I started 2013 with two things I had always wanted to do. First, I went to a beginner detox hot yoga class at my local studio and sweated buckets. The other, I prepared a traditional Japanese New Year osechi jubako. In previous years, I enjoyed ozoni on the first day of the year but it just did not feel as festive. Last Saturday I found myself at the Japanese grocery store and mindlessly started putting random osechi ryori ingredients into my basket. Meticulous planning was not in the cards but the meal just organically came together.
Great thing about these traditional dishes is that they are meant to be made ahead. Cooking is not to be done on New Year Day so people would not inauspiciously begin the year with burns or cuts. I’m totally cool with the notion so I could leisurely prepare each dish in the last days of 2012.
I started with dessert, naturally. That would be a batch of sweetened red kidney beans (大正金時) from Hokkaido and a batch of kuromame (黒豆) in soy sauce brown sugar syrup (recipe here). I grew up eating beans in all kinds of dessert so the concept is not at all foreign. It was only after I moved to Canada that I found out my North American friends do not feel the same. I cooked the kuromame in the slow cooker until the centre turned creamy. The cooking liquid was reduced on the stove until syrupy. That little hint of savoury from soy sauce was so addictive.
I filled one tray of my jubako with sliced kamaboko (蒲鉾), datemaki (伊達巻), and rice with flaked salmon and peas. The kamaboko is just sliced fish cake in festive red and white.

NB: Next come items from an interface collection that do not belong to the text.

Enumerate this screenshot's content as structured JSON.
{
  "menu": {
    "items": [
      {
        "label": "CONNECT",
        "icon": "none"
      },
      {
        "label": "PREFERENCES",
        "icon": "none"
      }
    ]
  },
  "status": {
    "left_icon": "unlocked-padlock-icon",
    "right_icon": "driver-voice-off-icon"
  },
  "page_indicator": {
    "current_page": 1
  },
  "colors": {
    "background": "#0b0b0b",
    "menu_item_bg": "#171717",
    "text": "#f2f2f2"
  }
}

I am so incredibly relieved that my datemaki omelette roll turned out okay! As much as I love eating the sweetened omelette, I dread making it. Must be good luck that it was perfectly cooked! Speaking of good luck, I also have a long history of over or under cooking rice. Not this time! Who knows, perhaps this is the start of many pots of perfectly cooked rice?
The other tray was filled with more goodies. There was kazunoko (数の子), marinated salted herring roes (recipe here). The salty crunchy roes tasted great with rice. I made two different nimono, broth braised vegetable. There was of course my beloved kabocha squash in all its sweet starchy chestnut-like taste (recipe here). There was also a lighter version made with daikon and carrots. They soaked up the braising liquid like none other. Rounding out my selection was a small dish of kohaku-namasu (紅白なます), quick pickle of daikon and carrot with fragrant yuzu juice (recipe here).
With a few significant omission, my new year feast may not be the most traditional. But it feels like home and I got to share it with Little Brother. And that’s what counts the most. Happy New Year and I hope 2013 will bring plenty of good eats to you all!